Melinda Moore is a Licensed Clinical Psychologist and associate professor in the Department of Psychology at Eastern Kentucky University. Within her field of study, Moore focuses on suicide prevention and substance abuse, two areas that she feels are very much related.
“People resort to suicide to escape the psychological pain they are experiencing, it’s a maladaptive form of coping, much like excessive drinking and taking drugs,” said Moore, “It’s not a moral failing, it’s a skill deficit.”
Moore said we won’t know until data are collected if suicide was more prevalent during the COVID-19 pandemic, which has changed what "normal" looks like across the globe since March. “We will not know for two years, when CDC releases the data, what the suicide rates will be during COVID-19. What we do know is that there is evidence that economic downturns may lead to higher numbers of suicide deaths, like we saw in 2008 with the economic recession.”
Moore believes strongly in individuals’ resilience in the face of the global pandemic and concluded, “I think we are seeing a number of people reaching out to crisis intervention services because they are experiencing suicidal ideation, but not necessarily engaging in suicidal behavior.
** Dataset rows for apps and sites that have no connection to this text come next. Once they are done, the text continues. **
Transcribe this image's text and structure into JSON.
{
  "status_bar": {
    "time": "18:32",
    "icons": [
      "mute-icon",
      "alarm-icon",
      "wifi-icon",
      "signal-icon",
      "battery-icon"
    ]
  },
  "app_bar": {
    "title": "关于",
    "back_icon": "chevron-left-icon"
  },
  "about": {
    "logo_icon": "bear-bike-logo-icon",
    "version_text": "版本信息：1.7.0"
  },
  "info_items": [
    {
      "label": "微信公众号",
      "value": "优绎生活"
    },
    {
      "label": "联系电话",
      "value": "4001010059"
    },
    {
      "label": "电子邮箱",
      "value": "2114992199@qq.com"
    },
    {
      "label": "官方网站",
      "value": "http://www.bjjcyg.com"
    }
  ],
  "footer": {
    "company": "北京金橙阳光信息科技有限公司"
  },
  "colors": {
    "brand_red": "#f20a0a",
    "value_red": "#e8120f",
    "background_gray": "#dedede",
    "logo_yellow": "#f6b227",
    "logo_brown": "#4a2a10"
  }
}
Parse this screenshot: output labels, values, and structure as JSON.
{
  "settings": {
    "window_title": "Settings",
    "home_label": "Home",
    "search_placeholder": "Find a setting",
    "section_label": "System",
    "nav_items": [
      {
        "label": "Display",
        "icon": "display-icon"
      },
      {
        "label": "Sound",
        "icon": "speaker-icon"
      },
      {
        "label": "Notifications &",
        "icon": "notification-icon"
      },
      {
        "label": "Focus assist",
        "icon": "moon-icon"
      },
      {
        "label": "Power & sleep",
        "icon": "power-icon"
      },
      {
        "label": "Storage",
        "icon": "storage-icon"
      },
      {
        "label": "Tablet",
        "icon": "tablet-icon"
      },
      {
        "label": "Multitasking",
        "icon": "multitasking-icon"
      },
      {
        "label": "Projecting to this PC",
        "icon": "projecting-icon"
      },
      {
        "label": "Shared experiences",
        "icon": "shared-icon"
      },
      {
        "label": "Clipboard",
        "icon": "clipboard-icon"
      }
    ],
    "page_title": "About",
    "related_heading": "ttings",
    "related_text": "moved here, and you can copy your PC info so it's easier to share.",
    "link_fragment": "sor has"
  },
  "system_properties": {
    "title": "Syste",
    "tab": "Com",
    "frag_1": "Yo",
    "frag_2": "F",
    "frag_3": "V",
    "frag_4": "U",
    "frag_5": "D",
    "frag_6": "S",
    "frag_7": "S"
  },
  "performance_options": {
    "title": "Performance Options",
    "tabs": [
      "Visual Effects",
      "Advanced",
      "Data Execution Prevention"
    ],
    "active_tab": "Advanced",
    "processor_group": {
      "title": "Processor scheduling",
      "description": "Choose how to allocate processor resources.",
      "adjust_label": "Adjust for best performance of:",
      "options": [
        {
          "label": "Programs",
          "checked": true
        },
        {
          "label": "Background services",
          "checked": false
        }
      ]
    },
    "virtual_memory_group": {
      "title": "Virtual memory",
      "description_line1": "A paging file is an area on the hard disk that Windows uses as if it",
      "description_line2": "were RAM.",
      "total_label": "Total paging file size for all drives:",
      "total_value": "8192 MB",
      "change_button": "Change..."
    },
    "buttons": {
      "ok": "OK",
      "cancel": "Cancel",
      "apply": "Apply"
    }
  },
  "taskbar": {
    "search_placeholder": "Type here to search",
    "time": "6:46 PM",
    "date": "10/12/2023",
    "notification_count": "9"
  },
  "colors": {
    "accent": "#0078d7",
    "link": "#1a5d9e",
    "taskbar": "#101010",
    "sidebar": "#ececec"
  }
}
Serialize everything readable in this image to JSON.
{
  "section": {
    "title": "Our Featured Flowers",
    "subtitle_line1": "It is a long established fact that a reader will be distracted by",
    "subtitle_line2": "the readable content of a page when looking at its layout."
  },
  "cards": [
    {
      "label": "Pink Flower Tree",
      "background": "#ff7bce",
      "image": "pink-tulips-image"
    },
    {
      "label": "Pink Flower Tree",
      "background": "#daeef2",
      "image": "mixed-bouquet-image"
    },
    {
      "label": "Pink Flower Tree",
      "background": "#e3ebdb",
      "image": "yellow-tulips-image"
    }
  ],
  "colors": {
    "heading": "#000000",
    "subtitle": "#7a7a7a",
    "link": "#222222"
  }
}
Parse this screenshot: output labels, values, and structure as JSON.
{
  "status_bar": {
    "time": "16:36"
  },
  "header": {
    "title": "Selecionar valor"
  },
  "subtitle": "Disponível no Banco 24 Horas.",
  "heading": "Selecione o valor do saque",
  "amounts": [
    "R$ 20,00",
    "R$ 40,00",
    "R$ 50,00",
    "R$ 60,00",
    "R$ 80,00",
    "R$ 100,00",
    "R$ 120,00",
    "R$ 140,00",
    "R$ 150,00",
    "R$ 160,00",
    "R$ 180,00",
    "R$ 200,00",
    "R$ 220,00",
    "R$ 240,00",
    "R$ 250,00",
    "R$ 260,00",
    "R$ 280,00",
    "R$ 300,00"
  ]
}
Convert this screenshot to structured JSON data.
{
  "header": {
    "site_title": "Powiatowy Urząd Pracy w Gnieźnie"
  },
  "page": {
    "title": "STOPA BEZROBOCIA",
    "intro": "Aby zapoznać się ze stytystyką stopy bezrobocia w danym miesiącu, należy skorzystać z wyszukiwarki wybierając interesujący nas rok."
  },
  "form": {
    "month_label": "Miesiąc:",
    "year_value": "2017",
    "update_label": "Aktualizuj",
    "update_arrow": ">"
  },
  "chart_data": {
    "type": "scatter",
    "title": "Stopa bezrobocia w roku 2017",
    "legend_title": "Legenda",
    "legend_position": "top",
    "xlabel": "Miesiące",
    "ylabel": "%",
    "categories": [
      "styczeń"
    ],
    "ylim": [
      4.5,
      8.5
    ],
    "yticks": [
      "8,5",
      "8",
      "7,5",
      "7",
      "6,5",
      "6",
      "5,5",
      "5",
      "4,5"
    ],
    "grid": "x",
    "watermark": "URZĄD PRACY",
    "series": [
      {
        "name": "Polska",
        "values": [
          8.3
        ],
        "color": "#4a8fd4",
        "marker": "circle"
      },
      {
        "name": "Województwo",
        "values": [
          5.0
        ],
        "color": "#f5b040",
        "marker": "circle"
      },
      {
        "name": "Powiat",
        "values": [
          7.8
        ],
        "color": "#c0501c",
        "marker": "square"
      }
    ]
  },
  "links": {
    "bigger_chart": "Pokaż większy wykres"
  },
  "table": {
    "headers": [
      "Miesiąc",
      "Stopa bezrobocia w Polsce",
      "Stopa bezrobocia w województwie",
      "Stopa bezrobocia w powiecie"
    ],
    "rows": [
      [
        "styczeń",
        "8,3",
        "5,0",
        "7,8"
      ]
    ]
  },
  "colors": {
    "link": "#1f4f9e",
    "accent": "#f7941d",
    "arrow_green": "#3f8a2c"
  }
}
That’s good and why we need to continue talking about suicide and resources that exist to help.”
Moore did not expect to end up in this field. She was working in public health in the 1990s when she had a personal experience with suicide. After that, she realized that suicide was not a priority in public health, and that needed to change.
Moore earned her Ph.D. in Clinical Psychology from The Catholic University of America in 2012. Under her professor and mentor, Dr. David Jobes, she began training and conducting research in the Collaborative Assessment and Management of Suicidality (CAMS). CAMS helps assess and treat a patient’s risk of suicide. Moore travels world-wide to train clinicians in this therapeutic framework.
“It’s been a long road but it’s been very gratifying,” she said.
Moore served as the principal investigator on the federally-funded EKU Suicide Awareness and Focus on Education (EKU SAFE) grant. EKU SAFE provided training, outreach, and awareness events for suicide education and prevention on campus at EKU. A website dedicated to suicide prevention at EKU was developed through this grant and can be found at https://suicideprevention.eku.edu/.
The grant also developed novel education and outreach events. “Every year around World Suicide Prevention Day on September 10 we organize Artvention, an event that allows people who have been affected by suicide to come together and address their experience through art therapy,” she said. “This year ArtVention was held virtually and, in a partnership with the American Association of Suicidology, had participants from across the United States.”
Moore has imbedded a suicide class in the Psy.D program at EKU titled, “Understanding Suicide: From Assessment to Intervention and Management.” This course teaches graduate students in the clinical psychology program how to truly understand suicide and trains them in how to effectively treat it through CAMS.
“It’s the number one psychiatric emergency, but most mental health professionals have had little to no training to understand or even treat it,” she said.
After being thoroughly trained in CAMS, graduate students in the clinical psychology program are able to get real world experience by treating suicidal students and community members in EKU’s on-campus psychology clinic. Last spring, when the university closed due to the COVID-19 pandemic, the suicide-focused services were transitioned to online services. The clinic has become a national model for suicide-focused treatment using an electronic platform. Moore also facilitates a suicide bereavement group on campus, in order to address the needs of people most affected by suicide.
Moore said she believes we are making the right steps towards a better understanding of suicide.
“It’s a matter of breaking down barriers, making sure various communities are working together,” she said, “It’s about extending compassion to ourselves and to the people who we see are struggling.”
If you or someone you know may be experiencing suicidal thoughts or feelings please call the National Suicide Prevention Lifeline at 1-800-273-8255 or the Crisis Textline at 741741. The EKU Psychology Clinic offers suicide-focused treatment. For more information about suicide prevention at EKU, visit https://suicideprevention.eku.edu/.